geoffkait, thanks for the link. I like how the writer doesn't really pick a winner. Actually I'm unaware of some of the treatments he describes. His Ultrabits are the previous formulas, not the Diamond Plus, but there probably isn't much difference between the them.

I'm becoming more and more curious about the L Art du Son. I know that Absolute Sound magazine also did a comparison and the fellow declared L Art to be the best. Still, I'm not sure I want to toss another $50 on liquids. At some point you have to stop. But I've begun to get a sense that three treatments are worthwhile: a cleaning spray, a demagnetizer, and a trimmer (although I've never actually tried a trimmer). Ever since I began collecting Japan-made discs, I've become a strong believer in the importance of the physical disc itself. I think that you would have to spend thousands on hardware to make a poorly manufactured disc sound as good as a quality disc.
@gdnrbob    Just curious, you said you heard a "significant difference" between a demagged disc and one not so treated.  Could you elaborate on the nature of the differences??
rfprice ...

You can save a lot of cash by buying a Radio Shack VCR tape eraser and using that to demagnetize your CD's. I've used one for over 20 years and they work as well as any. Just be sure to get the one for VCR's and not the smaller one that's intended for audio cassette tapes. The one for VCR's is much larger and a lot more powerful.

Also, be sure to clean the CD's before demagnetizing. If you demagnetize first and then clean,  by rubbing the CD with your cleaning cloth, you'll be adding static electricity back into the CD and you'll be right back to square one.

When demagnetizing, just wave the demagnetizer slowly over the CD about 3 inches above it in a circular motion, then very slowly draw it straight away from the CD.  I find that using this method removes the digital glare and makes the CD sound a LOT more analog like. You'll be surprised how many CD's you once found unlistenable and too bright that are really pretty darned good. 

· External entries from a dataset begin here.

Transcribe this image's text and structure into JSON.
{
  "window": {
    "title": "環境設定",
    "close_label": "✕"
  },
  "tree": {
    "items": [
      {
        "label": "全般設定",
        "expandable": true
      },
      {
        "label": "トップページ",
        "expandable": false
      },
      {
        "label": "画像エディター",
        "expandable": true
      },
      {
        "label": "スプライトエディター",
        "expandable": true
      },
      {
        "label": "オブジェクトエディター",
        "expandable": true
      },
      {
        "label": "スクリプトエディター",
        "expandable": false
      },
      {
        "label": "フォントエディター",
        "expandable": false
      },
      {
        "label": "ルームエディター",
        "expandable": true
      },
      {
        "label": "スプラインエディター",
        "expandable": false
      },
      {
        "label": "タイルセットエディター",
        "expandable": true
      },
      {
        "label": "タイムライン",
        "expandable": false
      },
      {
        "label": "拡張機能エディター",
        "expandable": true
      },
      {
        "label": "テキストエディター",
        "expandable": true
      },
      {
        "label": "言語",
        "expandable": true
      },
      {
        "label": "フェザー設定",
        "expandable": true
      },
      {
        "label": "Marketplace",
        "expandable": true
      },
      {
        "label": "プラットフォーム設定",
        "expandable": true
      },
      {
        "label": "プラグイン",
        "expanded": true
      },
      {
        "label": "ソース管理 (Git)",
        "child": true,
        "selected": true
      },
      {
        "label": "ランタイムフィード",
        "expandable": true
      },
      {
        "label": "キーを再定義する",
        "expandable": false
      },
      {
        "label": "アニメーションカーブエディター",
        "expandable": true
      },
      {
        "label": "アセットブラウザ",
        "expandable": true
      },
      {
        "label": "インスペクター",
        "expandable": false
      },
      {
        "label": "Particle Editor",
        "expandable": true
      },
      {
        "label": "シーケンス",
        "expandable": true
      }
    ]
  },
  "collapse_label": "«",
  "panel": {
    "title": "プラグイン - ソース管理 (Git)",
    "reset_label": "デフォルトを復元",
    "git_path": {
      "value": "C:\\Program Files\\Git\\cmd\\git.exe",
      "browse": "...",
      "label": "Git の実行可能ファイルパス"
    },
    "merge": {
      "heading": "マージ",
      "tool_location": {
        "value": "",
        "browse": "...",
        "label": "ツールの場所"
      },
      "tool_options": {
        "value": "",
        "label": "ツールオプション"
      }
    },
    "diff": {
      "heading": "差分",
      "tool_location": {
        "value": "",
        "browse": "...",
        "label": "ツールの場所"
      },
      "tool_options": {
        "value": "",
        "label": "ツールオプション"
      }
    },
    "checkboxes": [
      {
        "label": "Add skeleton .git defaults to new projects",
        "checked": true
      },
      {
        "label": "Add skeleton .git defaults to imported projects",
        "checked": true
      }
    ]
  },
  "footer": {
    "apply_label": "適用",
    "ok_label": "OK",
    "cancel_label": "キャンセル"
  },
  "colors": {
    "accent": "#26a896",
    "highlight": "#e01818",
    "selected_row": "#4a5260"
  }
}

Also, I've used most of the CD cleaning solutions out there including the  L Art du Son. A friend came up with a home made formula that kills them all.  Problem is, he won't share the formula with me. On the other hand, I have a home made cleaning solution that I came up with after much experimentation for LP's that really gets down into the grooves like no other and brings out the highest amount of inner detail and a more organic sound from the instruments ... and I don't share that formula either. When used with the VPI 16.5 the finished product is clean, clean ... and CLEAN.  It costs pennies and all of my vinyl freakoid friends use it. They bring over a gallon of distilled water, I go out into kitchen, make up the batch in ten seconds and its done.

We audiophiles are a strange lot. *lol*

Hope this helps ...